## Data shown
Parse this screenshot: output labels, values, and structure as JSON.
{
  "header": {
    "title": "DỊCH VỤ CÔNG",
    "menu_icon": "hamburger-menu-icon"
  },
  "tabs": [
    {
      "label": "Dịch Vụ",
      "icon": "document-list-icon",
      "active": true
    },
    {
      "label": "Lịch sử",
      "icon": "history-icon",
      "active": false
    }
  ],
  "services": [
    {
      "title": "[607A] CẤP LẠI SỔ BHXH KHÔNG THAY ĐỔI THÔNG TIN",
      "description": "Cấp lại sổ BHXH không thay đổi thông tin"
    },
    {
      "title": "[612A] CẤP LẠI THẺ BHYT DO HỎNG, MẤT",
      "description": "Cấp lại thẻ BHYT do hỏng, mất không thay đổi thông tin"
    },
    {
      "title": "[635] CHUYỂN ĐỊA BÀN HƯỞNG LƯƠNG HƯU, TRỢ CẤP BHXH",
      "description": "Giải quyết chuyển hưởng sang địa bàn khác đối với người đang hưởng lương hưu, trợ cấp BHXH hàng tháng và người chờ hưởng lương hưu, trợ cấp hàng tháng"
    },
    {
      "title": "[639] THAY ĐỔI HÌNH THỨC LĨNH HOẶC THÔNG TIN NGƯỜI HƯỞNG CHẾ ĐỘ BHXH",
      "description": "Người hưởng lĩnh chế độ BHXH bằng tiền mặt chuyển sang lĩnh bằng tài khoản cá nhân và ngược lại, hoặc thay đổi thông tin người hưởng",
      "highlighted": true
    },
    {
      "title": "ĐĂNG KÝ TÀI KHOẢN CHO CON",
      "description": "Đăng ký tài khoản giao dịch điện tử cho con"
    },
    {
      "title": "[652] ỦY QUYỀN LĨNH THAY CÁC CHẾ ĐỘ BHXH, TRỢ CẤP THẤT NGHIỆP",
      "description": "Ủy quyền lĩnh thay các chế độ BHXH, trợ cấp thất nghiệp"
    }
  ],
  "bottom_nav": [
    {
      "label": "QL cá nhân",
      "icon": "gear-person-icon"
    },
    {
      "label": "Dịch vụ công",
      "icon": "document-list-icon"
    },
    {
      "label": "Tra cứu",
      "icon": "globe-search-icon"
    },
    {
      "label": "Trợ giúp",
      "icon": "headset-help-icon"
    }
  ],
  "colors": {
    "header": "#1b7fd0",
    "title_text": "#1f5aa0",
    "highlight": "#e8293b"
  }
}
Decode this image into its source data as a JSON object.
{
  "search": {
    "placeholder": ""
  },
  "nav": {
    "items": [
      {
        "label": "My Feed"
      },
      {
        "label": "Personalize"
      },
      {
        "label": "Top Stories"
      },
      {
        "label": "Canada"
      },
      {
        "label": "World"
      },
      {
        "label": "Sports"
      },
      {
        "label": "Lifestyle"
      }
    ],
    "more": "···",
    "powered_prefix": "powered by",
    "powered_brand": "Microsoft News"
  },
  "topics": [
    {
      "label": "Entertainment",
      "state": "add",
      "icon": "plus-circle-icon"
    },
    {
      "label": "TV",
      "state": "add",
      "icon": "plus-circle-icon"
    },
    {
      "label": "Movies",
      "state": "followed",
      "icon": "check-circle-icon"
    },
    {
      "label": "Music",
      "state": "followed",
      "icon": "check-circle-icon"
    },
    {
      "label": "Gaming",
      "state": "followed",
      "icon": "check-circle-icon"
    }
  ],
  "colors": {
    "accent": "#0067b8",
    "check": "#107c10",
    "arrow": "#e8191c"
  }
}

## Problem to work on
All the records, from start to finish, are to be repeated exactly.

## Exercise answer
Parse this screenshot: output labels, values, and structure as JSON.
{
  "header": {
    "title": "DỊCH VỤ CÔNG",
    "menu_icon": "hamburger-menu-icon"
  },
  "tabs": [
    {
      "label": "Dịch Vụ",
      "icon": "document-list-icon",
      "active": true
    },
    {
      "label": "Lịch sử",
      "icon": "history-icon",
      "active": false
    }
  ],
  "services": [
    {
      "title": "[607A] CẤP LẠI SỔ BHXH KHÔNG THAY ĐỔI THÔNG TIN",
      "description": "Cấp lại sổ BHXH không thay đổi thông tin"
    },
    {
      "title": "[612A] CẤP LẠI THẺ BHYT DO HỎNG, MẤT",
      "description": "Cấp lại thẻ BHYT do hỏng, mất không thay đổi thông tin"
    },
    {
      "title": "[635] CHUYỂN ĐỊA BÀN HƯỞNG LƯƠNG HƯU, TRỢ CẤP BHXH",
      "description": "Giải quyết chuyển hưởng sang địa bàn khác đối với người đang hưởng lương hưu, trợ cấp BHXH hàng tháng và người chờ hưởng lương hưu, trợ cấp hàng tháng"
    },
    {
      "title": "[639] THAY ĐỔI HÌNH THỨC LĨNH HOẶC THÔNG TIN NGƯỜI HƯỞNG CHẾ ĐỘ BHXH",
      "description": "Người hưởng lĩnh chế độ BHXH bằng tiền mặt chuyển sang lĩnh bằng tài khoản cá nhân và ngược lại, hoặc thay đổi thông tin người hưởng",
      "highlighted": true
    },
    {
      "title": "ĐĂNG KÝ TÀI KHOẢN CHO CON",
      "description": "Đăng ký tài khoản giao dịch điện tử cho con"
    },
    {
      "title": "[652] ỦY QUYỀN LĨNH THAY CÁC CHẾ ĐỘ BHXH, TRỢ CẤP THẤT NGHIỆP",
      "description": "Ủy quyền lĩnh thay các chế độ BHXH, trợ cấp thất nghiệp"
    }
  ],
  "bottom_nav": [
    {
      "label": "QL cá nhân",
      "icon": "gear-person-icon"
    },
    {
      "label": "Dịch vụ công",
      "icon": "document-list-icon"
    },
    {
      "label": "Tra cứu",
      "icon": "globe-search-icon"
    },
    {
      "label": "Trợ giúp",
      "icon": "headset-help-icon"
    }
  ],
  "colors": {
    "header": "#1b7fd0",
    "title_text": "#1f5aa0",
    "highlight": "#e8293b"
  }
}
Decode this image into its source data as a JSON object.
{
  "search": {
    "placeholder": ""
  },
  "nav": {
    "items": [
      {
        "label": "My Feed"
      },
      {
        "label": "Personalize"
      },
      {
        "label": "Top Stories"
      },
      {
        "label": "Canada"
      },
      {
        "label": "World"
      },
      {
        "label": "Sports"
      },
      {
        "label": "Lifestyle"
      }
    ],
    "more": "···",
    "powered_prefix": "powered by",
    "powered_brand": "Microsoft News"
  },
  "topics": [
    {
      "label": "Entertainment",
      "state": "add",
      "icon": "plus-circle-icon"
    },
    {
      "label": "TV",
      "state": "add",
      "icon": "plus-circle-icon"
    },
    {
      "label": "Movies",
      "state": "followed",
      "icon": "check-circle-icon"
    },
    {
      "label": "Music",
      "state": "followed",
      "icon": "check-circle-icon"
    },
    {
      "label": "Gaming",
      "state": "followed",
      "icon": "check-circle-icon"
    }
  ],
  "colors": {
    "accent": "#0067b8",
    "check": "#107c10",
    "arrow": "#e8191c"
  }
}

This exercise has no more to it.